Sen. Orrin Hatch (R-UT) has made some fairly disgusting comments about women and, particularly, about women reporting sexual assault, over his 41 years in Congress. During the hearings with SCOTUS nominee Brett Kavanaugh, which included allegations of sexual assault from Dr. Christine Blasey Ford, he’s put all of that misogyny on display once again.

Hatch even went so far as to publish a letter from a man who made questionable claims about Kavanaugh’s third accuser, Julie Swetnick, in regards to her sexual history and her mental health. That attack was a giant step too far for The Salt Lake Tribune, who published a scathing message from the editorial board.  That attack, they said, “betrays a positively medieval attitude toward all women as sex objects who cannot be believed or taken seriously.”

Describing the letter, the editorial board wrote that:

‘Apparently, a former TV weatherman from Washington, D.C., provided the committee with a sworn statement revealing, allegedly, some details about Swetnick’s personal sexual preferences that are both none of anyone’s damn business and utterly irrelevant to the question of what Kavanaugh might or might not have done all those years ago.’

‘Clearly, the only reason for any individual to say any of this, and the only reason for the committee to make it public, is the belief that any women who would approach a self-described fat man in a bar, any women who would choose to discuss sex, is some kind of libertine who, for that reason, cannot be trusted.’

While the letter on its own was nauseating enough, a senator representing the women of his state while publishing that letter, dividing women into those who can and cannot be raped, is horrifying.

The board also took exception to the letter writer’s statement that Swetnick, during their brief relationship in which even he says sex never actually occurred, never told him that she had been sexually assaulted.

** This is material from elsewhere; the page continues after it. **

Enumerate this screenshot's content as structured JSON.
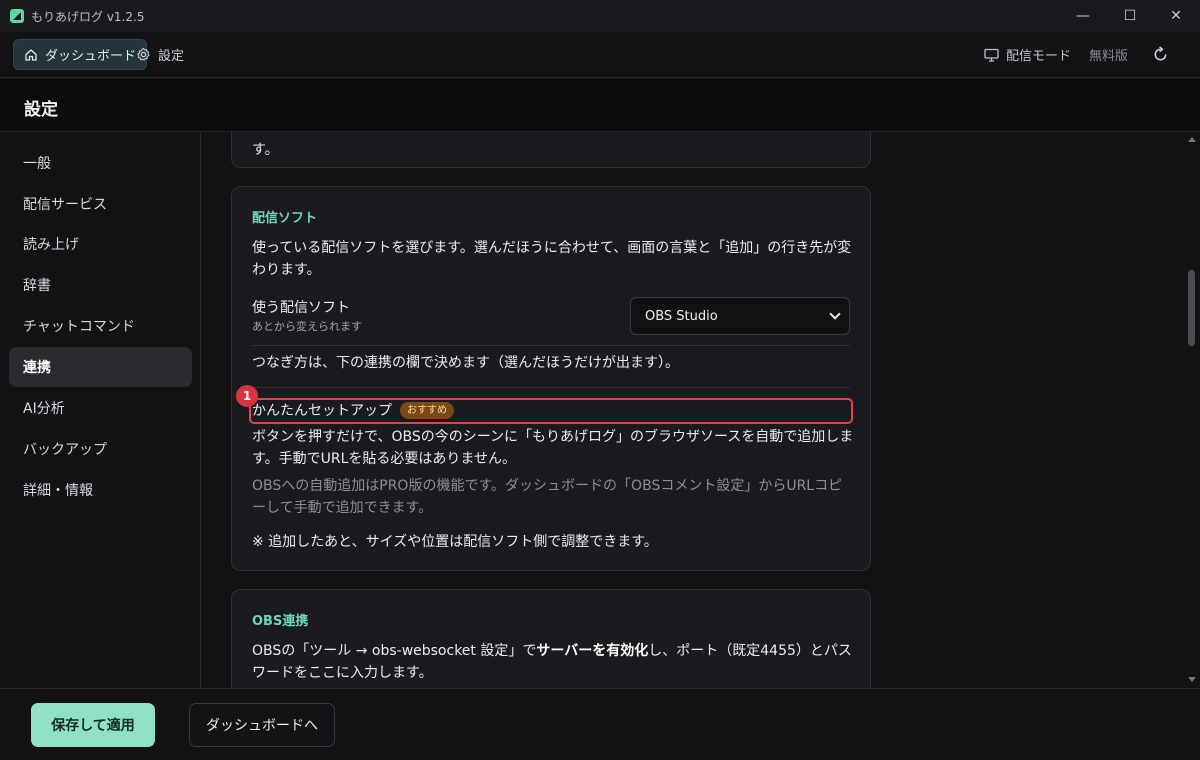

‘To draw from Ketterer’s account, as Hatch and whoever else was behind this horrific attack clearly want us to, that Swetnick must be lying about Kavanaugh because she never mentioned him to one short-term acquaintance is irrational and absurd. If nothing else, what all of us should have learned from not only the Kavanaugh case, but from the whole of the #MeToo movement, is that victims of sexual abuse often do not discuss their experiences with those near and dear to them, much less with casual acquaintances.’

No matter whether or not anyone believes the claims made by Swetnick, Dr. Ford, or Deborah Ramirez, attacking women when they come forward to tell their stories about sexual assault is beneath all of us, much less an elected official in Congress. It’s bad enough that the president does it; Hatch’s support of this is nothing less than a slap in the face of every woman who voted for him.

Featured image via Flickr by Gage Skidmore under a Creative Commons license